When we think of Unmanned Aerial Vehicles (UAVs), aka drones, we generally think of drone strikes. But they aren’t all used for state surveillance and military sector attacks.
The Camcopter S-100, a UAV designed by Gerhard Heufler and Hans Schiebel was originally designed for aerial landmine detection and eradication. At 41″ x 49″ x 10′ 1 5/8″ (104.2 x 123.8 x 310 cm), the Camcopter S-100 is bigger than you might think, but really not so very big given its range of 112 miles (180 km) at a top speed of 138 mph (222km/h). Viewed from the nose, it resembles a shark, yet at the same time looks surprising sweet. The on-board camera resides in a small pod attached to its underbelly.

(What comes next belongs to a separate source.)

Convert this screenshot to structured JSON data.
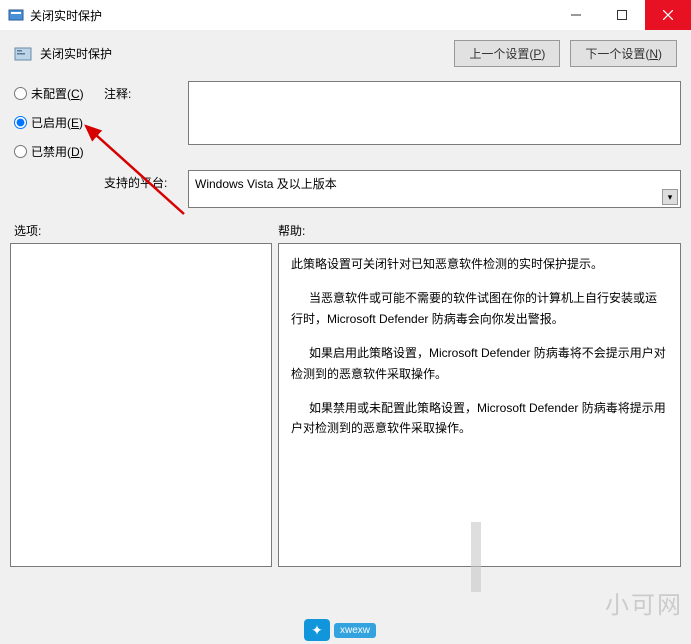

Since the Camcopter S-100’s initial launch it has been employed in anti-smuggling efforts, border and harbor patrol, maritime reconnaissance, fire fighting, flood relief, search and rescue missions, and all manners of surveillance studies and projects. The sky’s the limit.
NASA uses UAVs to track hurricanes. UAVs were used to detect radiation levels at the Fukushima nuclear plant in the aftermath of the Tohuku earthquake and tsunami. Occupy Wall Street even had the “Occucopter,” a camera-mounted UAV that the animal rights group SHARK (SHowing Animals Respect and Kindness) had planned to use to collect evidence of an illegal pigeon shoot, until it was reportedly shot down by the hunters.

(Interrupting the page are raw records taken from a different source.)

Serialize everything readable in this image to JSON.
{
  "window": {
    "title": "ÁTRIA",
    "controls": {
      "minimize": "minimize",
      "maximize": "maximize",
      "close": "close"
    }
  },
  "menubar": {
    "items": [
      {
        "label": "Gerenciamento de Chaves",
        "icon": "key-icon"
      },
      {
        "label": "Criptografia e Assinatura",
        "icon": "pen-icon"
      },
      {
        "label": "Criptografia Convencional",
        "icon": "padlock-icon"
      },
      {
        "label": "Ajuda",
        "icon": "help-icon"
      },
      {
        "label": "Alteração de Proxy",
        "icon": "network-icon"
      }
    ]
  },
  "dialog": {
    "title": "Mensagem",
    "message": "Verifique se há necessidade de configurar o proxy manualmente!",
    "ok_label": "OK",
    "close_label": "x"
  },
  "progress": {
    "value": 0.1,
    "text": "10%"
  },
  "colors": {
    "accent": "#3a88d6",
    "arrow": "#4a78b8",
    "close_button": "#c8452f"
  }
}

In the past week alone I came across two very different kinds of stories about UAV use. The first was an Outside magazine photo caption recounting how the photographer, who while paddling boarding found himself above an usually large school of leopard sharks, was able to race to his car and grab his camera-mounted drone helicopter to capture the photograph of the animals. Then I spotted a piece online in The Guardian about video camera-mounted UAVs circling above the Fendi runway during fashion week in Milan sending live internet feeds.
Not to suggest the use of UAVs is all sweetness and light; it’s certainly not. There’s a reason the UAV/drone controversy exists, but then design is no stranger to violence. Currently there are two projects at MoMA examining this dynamic. First, there’s the contemporary design exhibition A Collection of Ideas, which explores new categories of investigation and new design forms, and features a group of works related to the topic of “Design and Violence.” The second is an online curatorial platform, also called Design and Violence,, which through ongoing open discourse observes the manifestations of violence through design in modern society. The website features the work of critical thinkers from fields as diverse as science, philosophy, literature, music, film, journalism, and politics in consideration of selected design objects, sparking a provocative conversation which welcomes everyone’s input—so please be sure to visit and join the discussion.
Currently on view in A Collection of Ideas, the Camcorder S-100 was first exhibited at MoMA in SAFE: Design Takes on Risk.